Stored data
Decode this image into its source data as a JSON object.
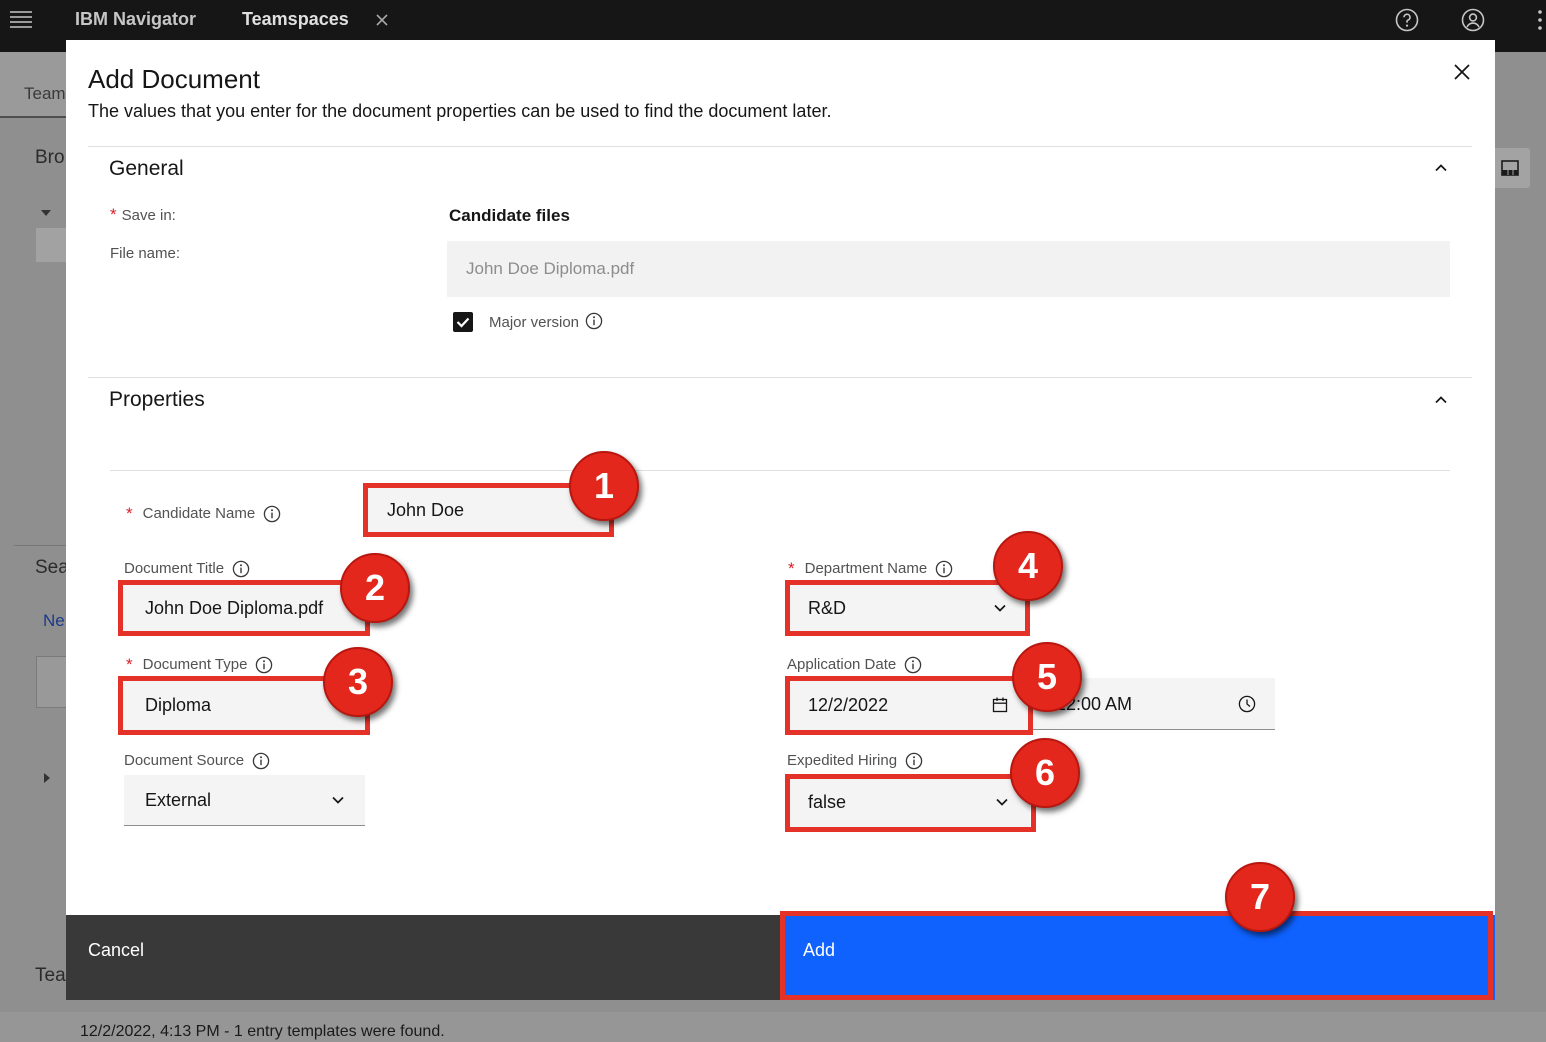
{
  "colors": {
    "topbar_bg": "#161616",
    "overlay_gray": "#8f8f8f",
    "dialog_bg": "#ffffff",
    "field_bg": "#f4f4f4",
    "primary_button": "#0f62fe",
    "secondary_button": "#393939",
    "required_red": "#da1e28",
    "annotation_red": "#e53228"
  },
  "topbar": {
    "app_name": "IBM Navigator",
    "tab_label": "Teamspaces",
    "icons": [
      "hamburger-menu-icon",
      "tab-close-icon",
      "help-icon",
      "user-avatar-icon",
      "overflow-menu-icon"
    ]
  },
  "background_page": {
    "tab_fragment": "Team",
    "browse_fragment": "Bro",
    "search_fragment": "Sea",
    "new_fragment": "Ne",
    "teamspace_fragment": "Tea",
    "status_message": "12/2/2022, 4:13 PM - 1 entry templates were found."
  },
  "dialog": {
    "title": "Add Document",
    "description": "The values that you enter for the document properties can be used to find the document later.",
    "required_mark": "*",
    "general": {
      "heading": "General",
      "expanded": true,
      "save_in": {
        "label": "Save in:",
        "value": "Candidate files",
        "required": true
      },
      "file_name": {
        "label": "File name:",
        "value": "John Doe Diploma.pdf",
        "disabled": true
      },
      "major_version": {
        "label": "Major version",
        "checked": true
      }
    },
    "properties": {
      "heading": "Properties",
      "expanded": true,
      "fields": {
        "candidate_name": {
          "label": "Candidate Name",
          "value": "John Doe",
          "required": true
        },
        "document_title": {
          "label": "Document Title",
          "value": "John Doe Diploma.pdf",
          "required": false
        },
        "document_type": {
          "label": "Document Type",
          "value": "Diploma",
          "required": true
        },
        "document_source": {
          "label": "Document Source",
          "value": "External",
          "required": false
        },
        "department_name": {
          "label": "Department Name",
          "value": "R&D",
          "required": true
        },
        "application_date": {
          "label": "Application Date",
          "date": "12/2/2022",
          "time": "12:00 AM",
          "required": false
        },
        "expedited_hiring": {
          "label": "Expedited Hiring",
          "value": "false",
          "required": false
        }
      }
    },
    "buttons": {
      "cancel": "Cancel",
      "add": "Add"
    }
  },
  "annotations": [
    "1",
    "2",
    "3",
    "4",
    "5",
    "6",
    "7"
  ]
}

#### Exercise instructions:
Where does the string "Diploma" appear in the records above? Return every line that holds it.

#### Task response:
        "value": "John Doe Diploma.pdf",
          "value": "John Doe Diploma.pdf",
          "value": "Diploma",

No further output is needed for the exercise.